By Meriah Crawford
Brace yourself for some shocking news: life is unfair. You may have noticed that it’s the people who have life the easiest who tend to focus the most on life’s injustices. This is probably because those people are used to either being treated fairly as a matter of course, or being given unfair advantages. After a while, people like that come to accept injustice in their favor as their natural due.
The bad news is, those people can be ridiculously annoying whiners. The good news is, sometimes they post to social media about it, and we get to laugh at them:
Today, though, I don’t want to talk about that sort of dire injustice. Instead, I want to focus on the ways in which life is unjust and unfair to me, personally. For example:
- It is extremely unlikely that we will accomplish manned interstellar travel in my lifetime.
- It is essentially impossible, therefore, that I will ever serve on an interstellar starship.
- Though the technological challenges are fall smaller and more surmountable, and with a much shorter time frame, it’s still incredibly unlikely that I will travel to the moon or Mars, whether as a tourist or a colonist. (Though I feel I should note for any NASA officials reading this post that I am a fine gardener, and have a strong multi-year record of success at growing potatoes in the honestly rather sketchy soil in my backyard.)
- The chances of my participation in first contact with aliens is either less unlikely or vastly more unlikely than numbers 1 through 3 above, depending on unknown data. To wit: the proximity of aliens who have the capability of interstellar travel along with a fascination for backward, somewhat vicious societies. But regardless, it’s still quite unlikely. And this is a tragedy, because I would be awesome at first contact. I know, because I’ve spent a lot of time thinking about it. And it would be so damn cool.
- I also find it both deeply unjust and ironic (for reasons that will be obvious if you read my story) that reptilian aliens are so often the villains in sci-fi, because I like reptiles. I find it significantly less likely than most authors, it would seem, that lizardy aliens would aim to kill and, potentially, eat us. And yet…well, I suppose some of them would. And that would be unfair, if it happened to me. (Or you, really. Depending on your understanding of what is and isn’t fair.)
Anyway, I hope you’ll read my story, “Speedeth All”, which appears in the Love, Murder & Mayhem anthology from Crazy 8 Press, and is on sale now. If you think about it, it would be totally unfair to me if you didn’t.
Love, Murder & Mayhem is now available for sale both in print and ebook formats.
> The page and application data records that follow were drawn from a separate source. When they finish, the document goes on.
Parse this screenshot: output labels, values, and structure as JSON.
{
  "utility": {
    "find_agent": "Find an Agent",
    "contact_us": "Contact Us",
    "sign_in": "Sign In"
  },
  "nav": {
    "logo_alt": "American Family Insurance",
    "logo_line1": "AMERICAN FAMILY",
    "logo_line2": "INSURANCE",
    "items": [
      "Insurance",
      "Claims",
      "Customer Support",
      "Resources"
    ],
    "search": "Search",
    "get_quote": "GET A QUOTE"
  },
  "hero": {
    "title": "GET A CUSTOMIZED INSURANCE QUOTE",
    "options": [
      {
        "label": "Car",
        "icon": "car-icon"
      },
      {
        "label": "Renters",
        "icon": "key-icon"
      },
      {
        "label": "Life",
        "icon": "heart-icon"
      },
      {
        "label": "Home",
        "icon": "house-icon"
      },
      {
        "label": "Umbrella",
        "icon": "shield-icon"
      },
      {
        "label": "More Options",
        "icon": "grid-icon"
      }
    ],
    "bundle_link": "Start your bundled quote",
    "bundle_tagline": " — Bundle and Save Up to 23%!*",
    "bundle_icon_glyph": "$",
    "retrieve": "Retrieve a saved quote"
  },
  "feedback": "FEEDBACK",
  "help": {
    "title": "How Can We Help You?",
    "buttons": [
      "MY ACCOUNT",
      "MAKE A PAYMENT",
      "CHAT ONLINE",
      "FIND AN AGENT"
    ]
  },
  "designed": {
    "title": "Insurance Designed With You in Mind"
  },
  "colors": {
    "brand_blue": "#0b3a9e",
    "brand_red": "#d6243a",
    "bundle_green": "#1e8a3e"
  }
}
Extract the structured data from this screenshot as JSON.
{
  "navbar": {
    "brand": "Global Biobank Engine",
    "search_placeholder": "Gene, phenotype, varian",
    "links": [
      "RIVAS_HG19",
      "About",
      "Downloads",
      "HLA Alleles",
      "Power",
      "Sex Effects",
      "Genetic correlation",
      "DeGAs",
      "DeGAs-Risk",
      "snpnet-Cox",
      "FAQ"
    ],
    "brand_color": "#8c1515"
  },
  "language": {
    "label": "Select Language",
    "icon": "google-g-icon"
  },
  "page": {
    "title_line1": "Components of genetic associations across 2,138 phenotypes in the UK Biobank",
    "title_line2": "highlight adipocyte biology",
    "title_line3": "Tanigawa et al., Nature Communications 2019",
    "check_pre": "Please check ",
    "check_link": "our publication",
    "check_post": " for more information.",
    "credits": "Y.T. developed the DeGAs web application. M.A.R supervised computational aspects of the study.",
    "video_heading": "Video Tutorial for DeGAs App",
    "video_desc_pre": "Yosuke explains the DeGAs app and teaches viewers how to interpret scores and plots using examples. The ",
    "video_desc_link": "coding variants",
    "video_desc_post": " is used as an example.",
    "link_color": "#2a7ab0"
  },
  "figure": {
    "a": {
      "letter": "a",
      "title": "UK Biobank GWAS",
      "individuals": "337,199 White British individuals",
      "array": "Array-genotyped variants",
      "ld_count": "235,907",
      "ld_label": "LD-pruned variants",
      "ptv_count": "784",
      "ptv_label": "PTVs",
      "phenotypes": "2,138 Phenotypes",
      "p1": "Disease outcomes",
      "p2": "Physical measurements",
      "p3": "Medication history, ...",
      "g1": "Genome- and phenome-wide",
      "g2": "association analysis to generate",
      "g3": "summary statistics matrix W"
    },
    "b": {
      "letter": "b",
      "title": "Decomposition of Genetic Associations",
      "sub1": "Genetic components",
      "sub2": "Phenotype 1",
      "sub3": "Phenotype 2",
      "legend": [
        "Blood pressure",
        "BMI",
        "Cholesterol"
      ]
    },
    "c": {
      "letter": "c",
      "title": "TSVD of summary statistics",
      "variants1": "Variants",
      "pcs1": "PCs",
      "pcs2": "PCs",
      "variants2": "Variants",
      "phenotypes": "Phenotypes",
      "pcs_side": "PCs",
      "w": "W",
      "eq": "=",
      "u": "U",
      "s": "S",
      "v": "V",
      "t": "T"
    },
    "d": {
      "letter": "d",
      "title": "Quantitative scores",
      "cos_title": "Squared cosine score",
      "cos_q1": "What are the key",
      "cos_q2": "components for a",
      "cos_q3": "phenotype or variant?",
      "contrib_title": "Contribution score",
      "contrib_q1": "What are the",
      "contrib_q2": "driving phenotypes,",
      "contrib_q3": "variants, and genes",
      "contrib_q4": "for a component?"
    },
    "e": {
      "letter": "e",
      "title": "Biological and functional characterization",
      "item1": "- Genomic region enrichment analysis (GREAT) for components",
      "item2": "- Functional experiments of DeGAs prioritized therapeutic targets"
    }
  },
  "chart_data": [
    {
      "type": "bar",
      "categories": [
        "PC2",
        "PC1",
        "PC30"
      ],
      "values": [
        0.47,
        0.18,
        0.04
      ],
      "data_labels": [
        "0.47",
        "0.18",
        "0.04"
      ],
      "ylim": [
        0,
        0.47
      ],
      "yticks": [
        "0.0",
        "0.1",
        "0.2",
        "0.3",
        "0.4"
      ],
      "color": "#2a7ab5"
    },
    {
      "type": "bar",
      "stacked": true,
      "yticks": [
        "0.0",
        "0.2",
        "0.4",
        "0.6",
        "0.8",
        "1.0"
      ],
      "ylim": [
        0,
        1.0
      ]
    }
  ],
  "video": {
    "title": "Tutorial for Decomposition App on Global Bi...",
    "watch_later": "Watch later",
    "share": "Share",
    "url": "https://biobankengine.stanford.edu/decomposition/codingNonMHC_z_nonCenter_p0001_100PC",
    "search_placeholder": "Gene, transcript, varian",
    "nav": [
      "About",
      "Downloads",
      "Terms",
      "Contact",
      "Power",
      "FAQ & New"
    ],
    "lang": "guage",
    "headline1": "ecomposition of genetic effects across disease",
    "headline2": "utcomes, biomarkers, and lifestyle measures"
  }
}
Meriah Lysistrata Crawford is an associate professor at Virginia Commonwealth University, as well as a private investigator, writer, and editor. She has published short stories in several genres, a novella, essays, a variety of scholarly work, two poems, and co-edited the anthology Trust and Treachery: Tales of Power and Intrigue. Meriah has an MFA from the University of Southern Maine’s Stonecoast MFA program, and a PhD from the Indiana University of Pennsylvania’s Literature and Criticism program. Her work as a PI, spanning over fourteen years, has included investigations of shootings, murders, burglary, insurance fraud, backgrounds, counterfeit merchandise, patent infringement, and missing persons.